The young are less likely to think they can be healthy at any size. Ralph Achinger, Flickr CC

How the Young Weigh Weight

Obesity is associated with a number of health problems, but even as obesity has become more common, the average level of self-rated health among U.S. adults has improved. In a recent Journal of Health and Social Behavior article, Claire Altman and colleagues break self-rated health into objective and subjective components, using data from the National Health Interview Survey.

Subjective self-rated health reflects how well or unwell respondents perceive themselves, despite their diagnoses. For example, if two respondents have diabetes and one rates her health higher than the other, that difference is the subjective part of self-rated health, while their shared health condition is the objective factor. Altman and colleagues considered self-rated health differences over time, by age group and by cohort.

The gap in self-reported health between non-obese people and severely obese people was smaller among younger respondents than older respondents. Older obese people have more and worse health conditions, while younger people have benefited from medical advances and have experienced fewer years of obesity, making them clinically healthier than obese older people.

Across young people with the same health conditions, the researchers found the severely obese rate their health worse than the non-obese. Among older age groups, this gap in subjective self-rated health was smaller. Apparently, young people consider their weight more important in assessments of their overall health than do older people.
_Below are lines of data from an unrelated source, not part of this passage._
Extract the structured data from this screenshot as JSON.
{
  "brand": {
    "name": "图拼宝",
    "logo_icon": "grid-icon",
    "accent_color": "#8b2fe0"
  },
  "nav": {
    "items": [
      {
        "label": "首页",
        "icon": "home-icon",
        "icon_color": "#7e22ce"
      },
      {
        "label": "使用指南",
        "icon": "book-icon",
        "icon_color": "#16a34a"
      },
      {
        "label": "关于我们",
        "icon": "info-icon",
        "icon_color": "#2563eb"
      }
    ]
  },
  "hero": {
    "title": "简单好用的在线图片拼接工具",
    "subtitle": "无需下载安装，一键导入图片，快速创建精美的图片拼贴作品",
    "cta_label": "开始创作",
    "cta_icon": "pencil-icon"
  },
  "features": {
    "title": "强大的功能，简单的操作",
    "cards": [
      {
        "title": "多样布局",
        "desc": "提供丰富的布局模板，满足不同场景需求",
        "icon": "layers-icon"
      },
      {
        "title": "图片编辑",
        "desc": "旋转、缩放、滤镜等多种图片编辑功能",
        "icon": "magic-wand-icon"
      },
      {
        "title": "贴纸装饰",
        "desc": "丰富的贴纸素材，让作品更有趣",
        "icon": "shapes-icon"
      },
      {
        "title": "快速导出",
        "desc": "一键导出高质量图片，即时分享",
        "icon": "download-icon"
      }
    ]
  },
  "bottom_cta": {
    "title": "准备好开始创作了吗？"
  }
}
Luckily, ever-improving medical interventions mean that younger people are less likely to suffer the same objective health consequences of obesity as older individuals in the study.